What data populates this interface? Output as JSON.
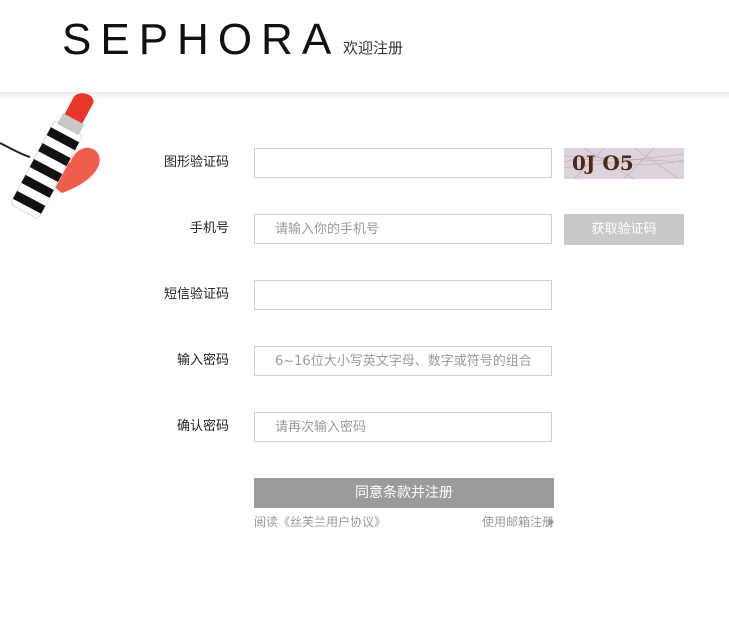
{
  "header": {
    "logo_text": "SEPHORA",
    "title": "欢迎注册"
  },
  "form": {
    "captcha_label": "图形验证码",
    "captcha_value": "",
    "captcha_image_text": "0J O5",
    "phone_label": "手机号",
    "phone_placeholder": "请输入你的手机号",
    "sms_button_label": "获取验证码",
    "sms_code_label": "短信验证码",
    "sms_code_value": "",
    "password_label": "输入密码",
    "password_placeholder": "6~16位大小写英文字母、数字或符号的组合",
    "confirm_label": "确认密码",
    "confirm_placeholder": "请再次输入密码",
    "submit_label": "同意条款并注册",
    "agreement_text": "阅读《丝芙兰用户协议》",
    "email_register_text": "使用邮箱注册"
  },
  "colors": {
    "submit_bg": "#9b9b9b",
    "sms_button_bg": "#c9c9c9",
    "lipstick_red": "#e8372a"
  },
  "icons": {
    "email_arrow": "caret-right-icon",
    "decoration": "lipstick-icon"
  }
}
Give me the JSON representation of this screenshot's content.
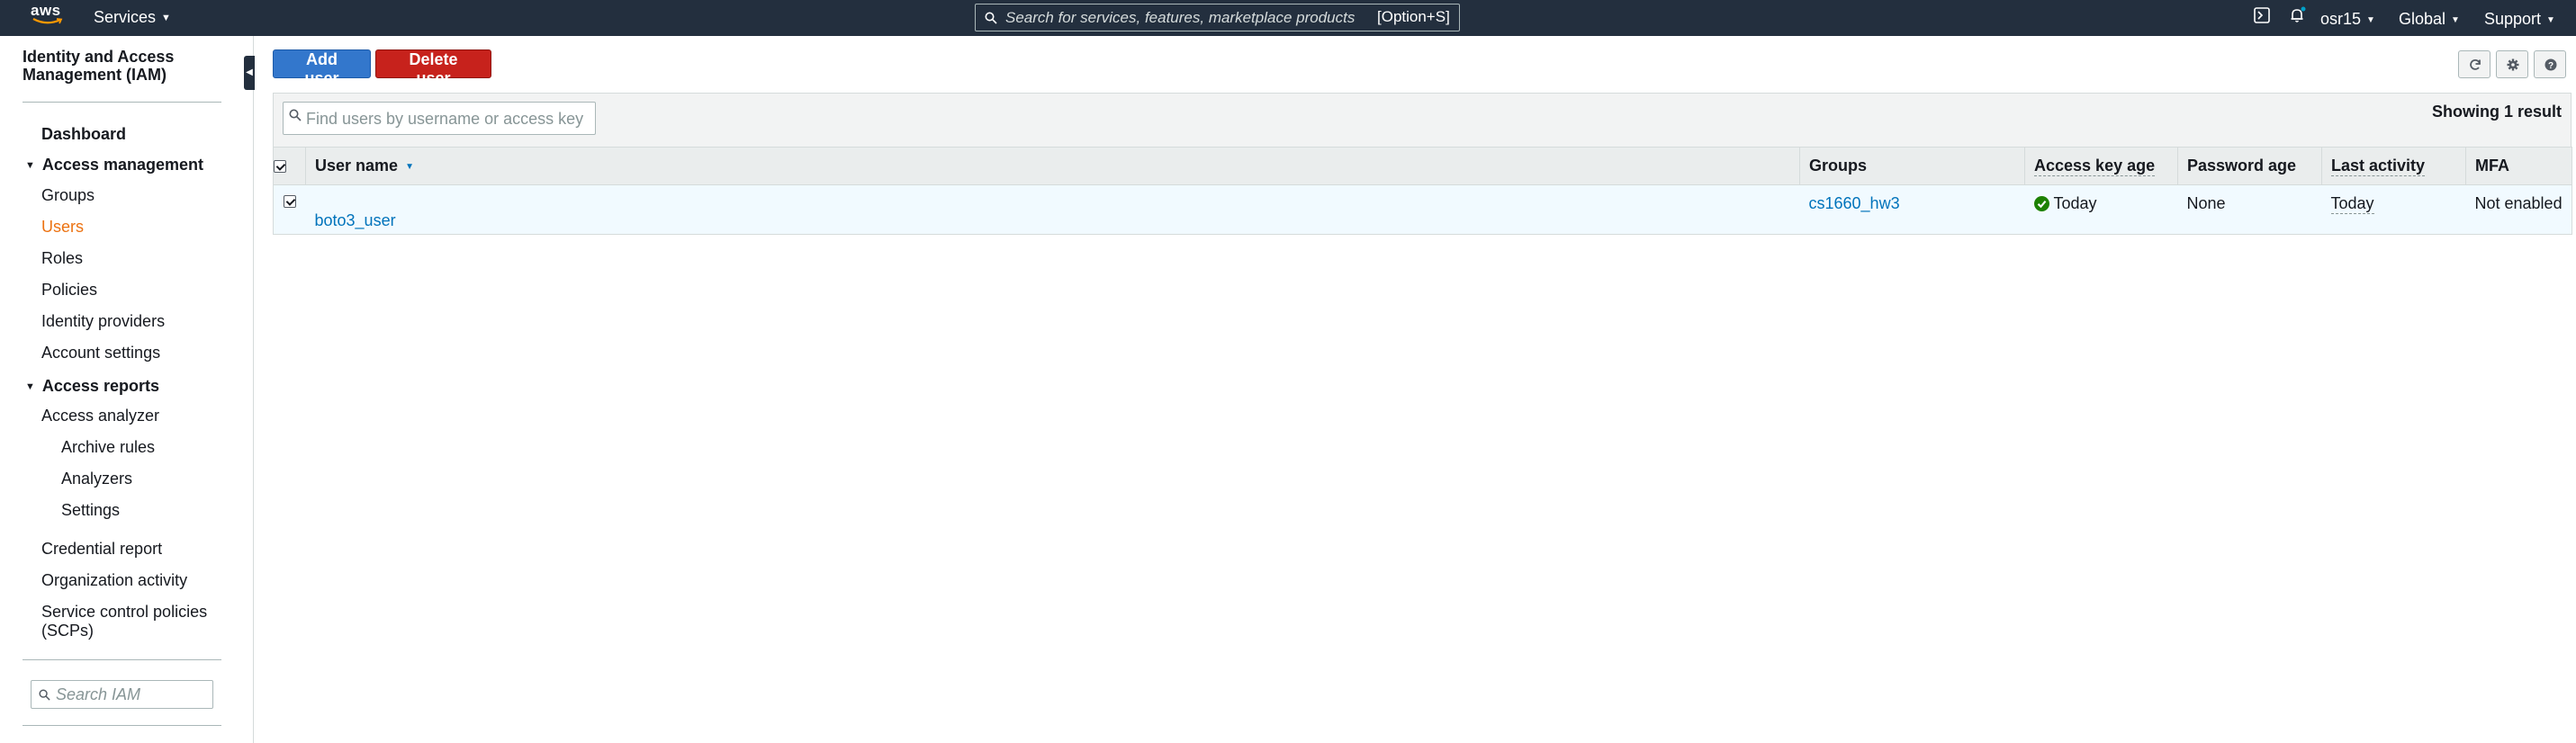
{
  "topnav": {
    "logo_text": "aws",
    "services_label": "Services",
    "search_placeholder": "Search for services, features, marketplace products",
    "search_shortcut": "[Option+S]",
    "user_label": "osr15",
    "region_label": "Global",
    "support_label": "Support",
    "icons": [
      "cloudshell-icon",
      "bell-icon"
    ]
  },
  "sidebar": {
    "title": "Identity and Access Management (IAM)",
    "dashboard": "Dashboard",
    "access_management": {
      "label": "Access management",
      "items": [
        "Groups",
        "Users",
        "Roles",
        "Policies",
        "Identity providers",
        "Account settings"
      ],
      "active": "Users"
    },
    "access_reports": {
      "label": "Access reports",
      "items": [
        "Access analyzer",
        "Archive rules",
        "Analyzers",
        "Settings",
        "Credential report",
        "Organization activity",
        "Service control policies (SCPs)"
      ]
    },
    "search_placeholder": "Search IAM"
  },
  "toolbar": {
    "add_user": "Add user",
    "delete_user": "Delete user",
    "icons": [
      "refresh-icon",
      "gear-icon",
      "help-icon"
    ]
  },
  "filter": {
    "placeholder": "Find users by username or access key",
    "result_count": "Showing 1 result"
  },
  "table": {
    "columns": [
      "User name",
      "Groups",
      "Access key age",
      "Password age",
      "Last activity",
      "MFA"
    ],
    "rows": [
      {
        "checked": true,
        "user_name": "boto3_user",
        "groups": "cs1660_hw3",
        "access_key_age": "Today",
        "password_age": "None",
        "last_activity": "Today",
        "mfa": "Not enabled"
      }
    ]
  },
  "colors": {
    "nav_bg": "#232f3e",
    "active_link": "#ec7211",
    "primary_button": "#3377cc",
    "danger_button": "#c7221c",
    "link": "#0073bb",
    "selected_row": "#f1faff",
    "status_ok": "#1d8102"
  }
}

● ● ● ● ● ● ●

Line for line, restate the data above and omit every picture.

• **Answer to the exercise**:
What data populates this interface? Output as JSON.
{
  "header": {
    "logo_text": "SEPHORA",
    "title": "欢迎注册"
  },
  "form": {
    "captcha_label": "图形验证码",
    "captcha_value": "",
    "captcha_image_text": "0J O5",
    "phone_label": "手机号",
    "phone_placeholder": "请输入你的手机号",
    "sms_button_label": "获取验证码",
    "sms_code_label": "短信验证码",
    "sms_code_value": "",
    "password_label": "输入密码",
    "password_placeholder": "6~16位大小写英文字母、数字或符号的组合",
    "confirm_label": "确认密码",
    "confirm_placeholder": "请再次输入密码",
    "submit_label": "同意条款并注册",
    "agreement_text": "阅读《丝芙兰用户协议》",
    "email_register_text": "使用邮箱注册"
  },
  "colors": {
    "submit_bg": "#9b9b9b",
    "sms_button_bg": "#c9c9c9",
    "lipstick_red": "#e8372a"
  },
  "icons": {
    "email_arrow": "caret-right-icon",
    "decoration": "lipstick-icon"
  }
}
Give me the JSON representation of this screenshot's content.
{
  "topnav": {
    "logo_text": "aws",
    "services_label": "Services",
    "search_placeholder": "Search for services, features, marketplace products",
    "search_shortcut": "[Option+S]",
    "user_label": "osr15",
    "region_label": "Global",
    "support_label": "Support",
    "icons": [
      "cloudshell-icon",
      "bell-icon"
    ]
  },
  "sidebar": {
    "title": "Identity and Access Management (IAM)",
    "dashboard": "Dashboard",
    "access_management": {
      "label": "Access management",
      "items": [
        "Groups",
        "Users",
        "Roles",
        "Policies",
        "Identity providers",
        "Account settings"
      ],
      "active": "Users"
    },
    "access_reports": {
      "label": "Access reports",
      "items": [
        "Access analyzer",
        "Archive rules",
        "Analyzers",
        "Settings",
        "Credential report",
        "Organization activity",
        "Service control policies (SCPs)"
      ]
    },
    "search_placeholder": "Search IAM"
  },
  "toolbar": {
    "add_user": "Add user",
    "delete_user": "Delete user",
    "icons": [
      "refresh-icon",
      "gear-icon",
      "help-icon"
    ]
  },
  "filter": {
    "placeholder": "Find users by username or access key",
    "result_count": "Showing 1 result"
  },
  "table": {
    "columns": [
      "User name",
      "Groups",
      "Access key age",
      "Password age",
      "Last activity",
      "MFA"
    ],
    "rows": [
      {
        "checked": true,
        "user_name": "boto3_user",
        "groups": "cs1660_hw3",
        "access_key_age": "Today",
        "password_age": "None",
        "last_activity": "Today",
        "mfa": "Not enabled"
      }
    ]
  },
  "colors": {
    "nav_bg": "#232f3e",
    "active_link": "#ec7211",
    "primary_button": "#3377cc",
    "danger_button": "#c7221c",
    "link": "#0073bb",
    "selected_row": "#f1faff",
    "status_ok": "#1d8102"
  }
}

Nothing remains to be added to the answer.